Choosing healthy unsaturated fats, like vegetable oils and those in fatty fish and nuts, can be helpful in managing diabetes and reducing risk of heart disease and some cancers. How the food is prepared also matters. Deep-frying, which involves submerging the food into melted fat or hot oil, is generally higher in fat because the food absorbs fat from the oils. That said, food such as deep-fried wontons, dumplings, spring rolls, sweet-and-sour pork and crispy egg noodles may offer crispiness, crunch and a full-bodied mouthfeel. You may want to enjoy them in moderation for the sake of your health.

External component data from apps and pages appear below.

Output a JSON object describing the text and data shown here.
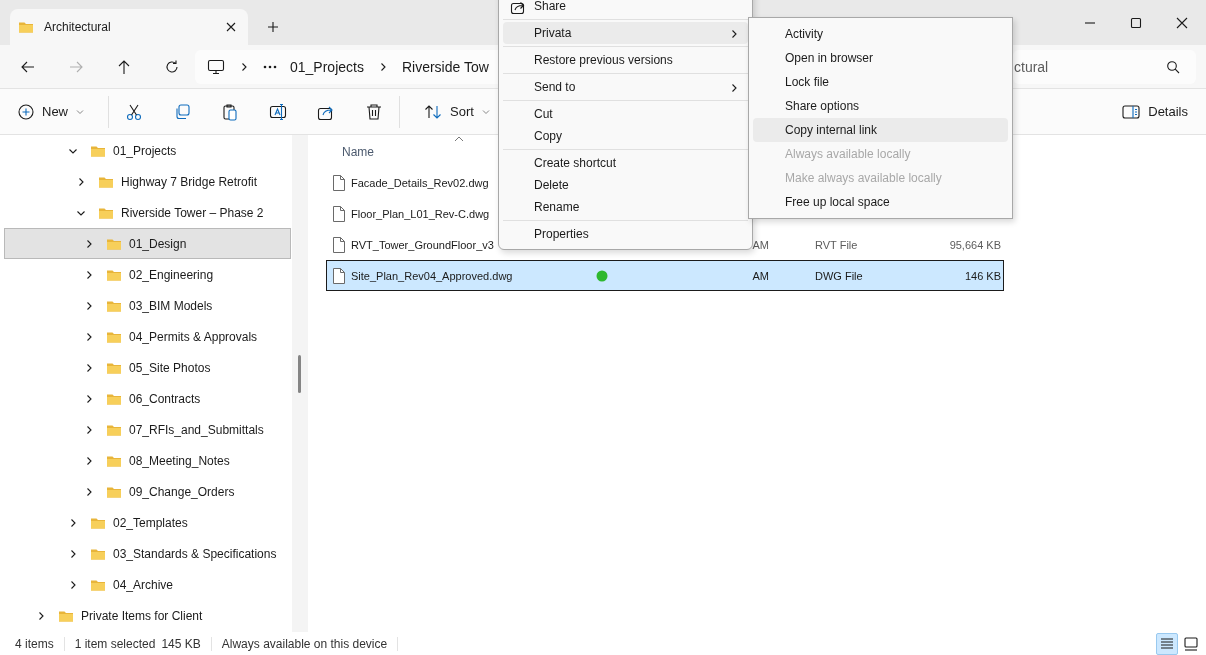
{
  "window": {
    "tabs": [
      {
        "title": "Architectural",
        "selected": true
      }
    ]
  },
  "address_bar": {
    "crumbs": [
      "01_Projects",
      "Riverside Tow"
    ]
  },
  "search": {
    "placeholder": "ctural"
  },
  "toolbar": {
    "items": [
      {
        "kind": "new",
        "label": "New"
      },
      {
        "kind": "cut"
      },
      {
        "kind": "copy"
      },
      {
        "kind": "paste"
      },
      {
        "kind": "rename"
      },
      {
        "kind": "share"
      },
      {
        "kind": "delete"
      },
      {
        "kind": "sort",
        "label": "Sort"
      }
    ],
    "details_label": "Details"
  },
  "sidebar": {
    "tree": [
      {
        "label": "01_Projects",
        "expanded": true,
        "selected": false,
        "children": [
          {
            "label": "Highway 7 Bridge Retrofit",
            "expanded": false,
            "selected": false
          },
          {
            "label": "Riverside Tower – Phase 2",
            "expanded": true,
            "selected": false,
            "children": [
              {
                "label": "01_Design",
                "expanded": false,
                "selected": true
              },
              {
                "label": "02_Engineering",
                "expanded": false,
                "selected": false
              },
              {
                "label": "03_BIM Models",
                "expanded": false,
                "selected": false
              },
              {
                "label": "04_Permits & Approvals",
                "expanded": false,
                "selected": false
              },
              {
                "label": "05_Site Photos",
                "expanded": false,
                "selected": false
              },
              {
                "label": "06_Contracts",
                "expanded": false,
                "selected": false
              },
              {
                "label": "07_RFIs_and_Submittals",
                "expanded": false,
                "selected": false
              },
              {
                "label": "08_Meeting_Notes",
                "expanded": false,
                "selected": false
              },
              {
                "label": "09_Change_Orders",
                "expanded": false,
                "selected": false
              }
            ]
          }
        ]
      },
      {
        "label": "02_Templates",
        "expanded": false,
        "selected": false
      },
      {
        "label": "03_Standards & Specifications",
        "expanded": false,
        "selected": false
      },
      {
        "label": "04_Archive",
        "expanded": false,
        "selected": false
      }
    ],
    "next_item": {
      "label": "Private Items for Client",
      "expanded": false,
      "selected": false
    }
  },
  "file_list": {
    "columns": [
      "Name"
    ],
    "rows": [
      {
        "name": "Facade_Details_Rev02.dwg",
        "synced": false,
        "selected": false
      },
      {
        "name": "Floor_Plan_L01_Rev-C.dwg",
        "synced": false,
        "selected": false
      },
      {
        "name": "RVT_Tower_GroundFloor_v3",
        "synced": false,
        "date": "AM",
        "type": "RVT File",
        "size": "95,664 KB",
        "selected": false
      },
      {
        "name": "Site_Plan_Rev04_Approved.dwg",
        "synced": true,
        "date": "AM",
        "type": "DWG File",
        "size": "146 KB",
        "selected": true
      }
    ]
  },
  "context_menu": {
    "items": [
      {
        "kind": "share",
        "label": "Share",
        "selected": false
      },
      {
        "kind": "separator"
      },
      {
        "kind": "item",
        "label": "Privata",
        "submenu": true,
        "selected": true
      },
      {
        "kind": "separator"
      },
      {
        "kind": "item",
        "label": "Restore previous versions",
        "selected": false
      },
      {
        "kind": "separator"
      },
      {
        "kind": "item",
        "label": "Send to",
        "submenu": true,
        "selected": false
      },
      {
        "kind": "separator"
      },
      {
        "kind": "item",
        "label": "Cut",
        "selected": false
      },
      {
        "kind": "item",
        "label": "Copy",
        "selected": false
      },
      {
        "kind": "separator"
      },
      {
        "kind": "item",
        "label": "Create shortcut",
        "selected": false
      },
      {
        "kind": "item",
        "label": "Delete",
        "selected": false
      },
      {
        "kind": "item",
        "label": "Rename",
        "selected": false
      },
      {
        "kind": "separator"
      },
      {
        "kind": "item",
        "label": "Properties",
        "selected": false
      }
    ]
  },
  "submenu": {
    "items": [
      {
        "label": "Activity",
        "disabled": false,
        "selected": false
      },
      {
        "label": "Open in browser",
        "disabled": false,
        "selected": false
      },
      {
        "label": "Lock file",
        "disabled": false,
        "selected": false
      },
      {
        "label": "Share options",
        "disabled": false,
        "selected": false
      },
      {
        "label": "Copy internal link",
        "disabled": false,
        "selected": true
      },
      {
        "label": "Always available locally",
        "disabled": true,
        "selected": false
      },
      {
        "label": "Make always available locally",
        "disabled": true,
        "selected": false
      },
      {
        "label": "Free up local space",
        "disabled": false,
        "selected": false
      }
    ]
  },
  "status_bar": {
    "item_count": "4 items",
    "selection": "1 item selected",
    "selection_size": "145 KB",
    "availability": "Always available on this device",
    "views": [
      {
        "kind": "details",
        "selected": true
      },
      {
        "kind": "tiles",
        "selected": false
      }
    ]
  }
}
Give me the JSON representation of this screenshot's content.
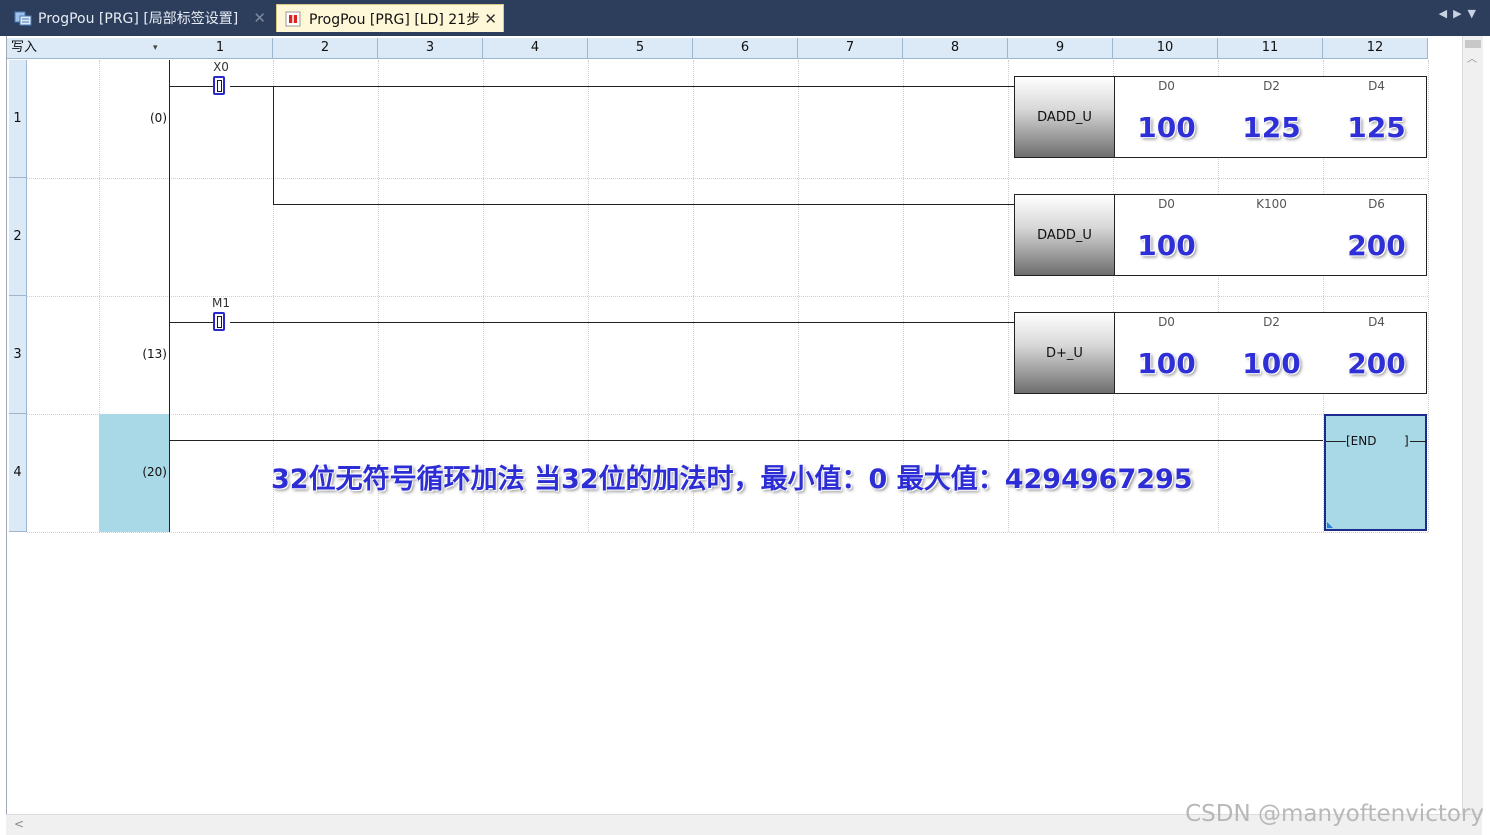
{
  "tabs": [
    {
      "label": "ProgPou [PRG] [局部标签设置]",
      "icon": "label-table-icon",
      "close": "✕"
    },
    {
      "label": "ProgPou [PRG] [LD] 21步",
      "icon": "ladder-icon",
      "close": "✕"
    }
  ],
  "tab_nav": {
    "prev": "◀",
    "next": "▶",
    "menu": "▼"
  },
  "header": {
    "mode": "写入",
    "mode_arrow": "▾",
    "columns": [
      "1",
      "2",
      "3",
      "4",
      "5",
      "6",
      "7",
      "8",
      "9",
      "10",
      "11",
      "12"
    ]
  },
  "rows": [
    {
      "num": "1",
      "step": "(0)"
    },
    {
      "num": "2",
      "step": ""
    },
    {
      "num": "3",
      "step": "(13)"
    },
    {
      "num": "4",
      "step": "(20)"
    }
  ],
  "contacts": {
    "x0": "X0",
    "m1": "M1"
  },
  "instructions": [
    {
      "op": "DADD_U",
      "operands": [
        {
          "name": "D0",
          "value": "100"
        },
        {
          "name": "D2",
          "value": "125"
        },
        {
          "name": "D4",
          "value": "125"
        }
      ]
    },
    {
      "op": "DADD_U",
      "operands": [
        {
          "name": "D0",
          "value": "100"
        },
        {
          "name": "K100",
          "value": ""
        },
        {
          "name": "D6",
          "value": "200"
        }
      ]
    },
    {
      "op": "D+_U",
      "operands": [
        {
          "name": "D0",
          "value": "100"
        },
        {
          "name": "D2",
          "value": "100"
        },
        {
          "name": "D4",
          "value": "200"
        }
      ]
    }
  ],
  "end": {
    "left": "[END",
    "right": "]"
  },
  "annotation": "32位无符号循环加法  当32位的加法时，最小值：0   最大值：4294967295",
  "watermark": "CSDN @manyoftenvictory",
  "colors": {
    "tabbar": "#2c3e5c",
    "header": "#dce9f7",
    "selection": "#a9d8e6",
    "annotation": "#2d2dd6"
  }
}
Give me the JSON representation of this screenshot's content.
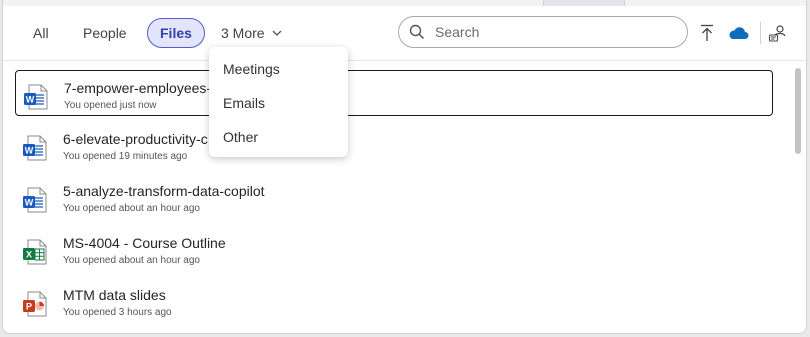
{
  "tabs": [
    {
      "label": "All",
      "active": false
    },
    {
      "label": "People",
      "active": false
    },
    {
      "label": "Files",
      "active": true
    }
  ],
  "more": {
    "label": "3 More"
  },
  "search": {
    "placeholder": "Search",
    "value": ""
  },
  "dropdown": {
    "items": [
      "Meetings",
      "Emails",
      "Other"
    ]
  },
  "files": [
    {
      "title": "7-empower-employees-",
      "subtitle": "You opened just now",
      "type": "word"
    },
    {
      "title": "6-elevate-productivity-c",
      "subtitle": "You opened 19 minutes ago",
      "type": "word"
    },
    {
      "title": "5-analyze-transform-data-copilot",
      "subtitle": "You opened about an hour ago",
      "type": "word"
    },
    {
      "title": "MS-4004 - Course Outline",
      "subtitle": "You opened about an hour ago",
      "type": "excel"
    },
    {
      "title": "MTM data slides",
      "subtitle": "You opened 3 hours ago",
      "type": "powerpoint"
    }
  ],
  "colors": {
    "word": "#185abd",
    "excel": "#107c41",
    "powerpoint": "#c43e1c",
    "onedrive": "#0f6cbd",
    "accent": "#4f5fc7"
  },
  "icons": {
    "search": "search-icon",
    "upload": "upload-icon",
    "cloud": "onedrive-cloud-icon",
    "people": "people-settings-icon"
  }
}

The type of oil used in cooking is equally important as the amount of oil used. Stir-frying, which involves using a small amount of cooking oil as the heat conductor, is one commonly used cooking method in Chinese cuisine. Choosing high smoke-point oils, such as peanut oil and canola oil (sources of monounsaturated and polyunsaturated fats), is preferred over palm and coconut oils, lard and butter. The latter choices contain saturated fats which may increase your cholesterol level and risk of heart disease. The Dietary Guidelines for Americans recommends that less than 10% of your daily calories come from saturated fat. Saturated fat can be found in animal and dairy products such as ground beef, poultry skin, lard, butter, whole milk and cream.

3. Watch out for sodium

Soy sauce, oyster sauce, fish sauce, hoisin sauce, black bean sauce, shrimp paste, bouillon cubes ... These flavor enhancers undoubtedly make dishes taste more delectable. While sodium is an essential nutrient—the body needs some for proper functioning—most Americans eat nearly three times more than necessary. For this reason, it's important to be mindful of your sodium intake. Including no more than 2,300 mg of sodium per day in your diet is recommended, the equivalent of 1 teaspoon of salt.

To lower the amount of sodium in your diet, you can:

  • Prepare your meals at home to control the amount of salt and sodium-rich condiments you add to your meals.
  • Choose condiments with lower sodium content, such as low-sodium soy sauce.
  • Use naturally sodium-free herbs and spices to flavor your dishes, such as chile flakes, fennel, five-spice, star anise and white pepper.
  • Fortify your dishes with natural flavor enhancers. Aromatics such as ginger, garlic, onions, shallots, green onions, chives and chile peppers are excellent, flavorful foundations for many dishes,
  • Make your own broth or use no-salt-added broths instead of using packaged soups and bouillon cubes

4. Use nonstarchy vegetables as starch alternatives

Some nonstarchy vegetables may be eaten as alternatives to rice and noodles. If you're looking to lower the number of carbs in your meals but still crave the texture of rice and noodles, try our Cauliflower Chicken Fried "Rice" and Spaghetti Squash Lo Mein. Swapping in nonstarchy vegetables can also help you boost your fiber and nutrient intake.

5. Enjoy desserts in moderation

Prepackaged sweets and desserts such as egg tarts, tofu pudding and mango pudding, can be an occasional treat if you have diabetes. Be sure to read the Nutrition Facts label to determine how many carbohydrates are included in one serving. If you plan to make these from scratch, you can choose how much sugar you want to add and whether you wish to use a sugar substitute to sweeten your treat.

Bottom line

Chinese cuisine is vast. It not only differs greatly from region to region and city to city in China, but has different expressions throughout the globe as the food has spread with the diaspora. Much of Chinese cuisine is healthy, balanced and vegetable- and grain-focused. In America, many of the most popular and widely familiar forms of Chinese food may not be the healthiest for those living with diabetes. But many of those foods can still be a part of a healthy meal pattern. Being aware of your daily carb intake and knowing which foods contain carbohydrates, how many and how they're prepared is important. Being mindful of your fat and sodium intake is also key to managing your diabetes.